Wiener and Ravitch Debate
History is an inseparable part of the academic curriculums, although many students do not possess rich knowledge in this subject. Many politicians and historians try to solve the problem. The debate of Jon Wiener and Diane Ravitch touches upon the content of the history course as well as the ideas of improving the quality of teaching.
Jon Wiener (2005) considers that the course of history should involve not only heroic episodes but rather show multiple perspectives including people who were not at the forefront, like slaves or immigrants. He offers “teaching the conflicts” as the best medium for learning history (Wiener, 2005) which presupposes the discussion of various opinions and the development of critical thinking. Therefore, freedom remains the central aspect of the history course, however, students get a complex analysis of changes of this phenomenon in time.
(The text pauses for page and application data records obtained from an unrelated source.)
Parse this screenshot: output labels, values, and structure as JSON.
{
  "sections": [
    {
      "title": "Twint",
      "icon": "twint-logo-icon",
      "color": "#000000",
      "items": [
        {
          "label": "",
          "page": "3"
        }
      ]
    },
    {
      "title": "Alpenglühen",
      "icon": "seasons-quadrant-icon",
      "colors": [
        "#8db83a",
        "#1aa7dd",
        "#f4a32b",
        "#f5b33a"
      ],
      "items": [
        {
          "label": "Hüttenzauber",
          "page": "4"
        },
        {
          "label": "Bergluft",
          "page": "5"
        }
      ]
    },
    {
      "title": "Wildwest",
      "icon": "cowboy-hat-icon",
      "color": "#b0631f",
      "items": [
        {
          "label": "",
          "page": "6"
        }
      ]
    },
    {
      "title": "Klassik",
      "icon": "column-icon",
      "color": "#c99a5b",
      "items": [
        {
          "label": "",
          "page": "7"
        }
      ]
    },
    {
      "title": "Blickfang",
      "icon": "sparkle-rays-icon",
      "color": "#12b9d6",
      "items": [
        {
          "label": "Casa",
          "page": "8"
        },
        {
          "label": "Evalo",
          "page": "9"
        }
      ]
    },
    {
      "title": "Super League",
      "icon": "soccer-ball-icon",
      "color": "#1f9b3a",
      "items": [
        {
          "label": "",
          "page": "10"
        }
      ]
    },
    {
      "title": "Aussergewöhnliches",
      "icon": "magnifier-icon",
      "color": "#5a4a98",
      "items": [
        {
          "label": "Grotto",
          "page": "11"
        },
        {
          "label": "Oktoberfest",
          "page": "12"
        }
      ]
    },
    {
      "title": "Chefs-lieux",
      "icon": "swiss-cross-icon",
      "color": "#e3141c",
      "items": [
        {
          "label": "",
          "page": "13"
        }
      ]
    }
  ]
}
Diane Ravitch (2005) denies the effectiveness of “teaching the conflicts” because students do not know the main facts to discuss different points. The problem is that history smothered in social sciences and many teachers lack the knowledge of history. Thus, the incompetent teachers turn history into a boring subject. Besides, the idea of multiple perspectives can embrace unimportant discussions and the main aim is to select the most significant topics.
Diane Ravitch has a stronger position in this discussion as she takes a deeper insight into this issue and tries to change the roots of the problem. Diane Ravitch concentrates much on the quality of teaching and ways to improve it. As for the Jon Wiener’s approach, it is more superficial as he pays attention only to the content of the history course.
People grasp the lessons of history in order to avoid mistakes in future. However, history does not offer one approach or one truth. Any event can be regarded from many perspectives; therefore, historians still disagree on many issues. The debate underpins this idea, as Wiener and Ravitch cannot find the compromise. Both their opinions concerning the methods and quality of teaching are reasonable and supplemented by arguments.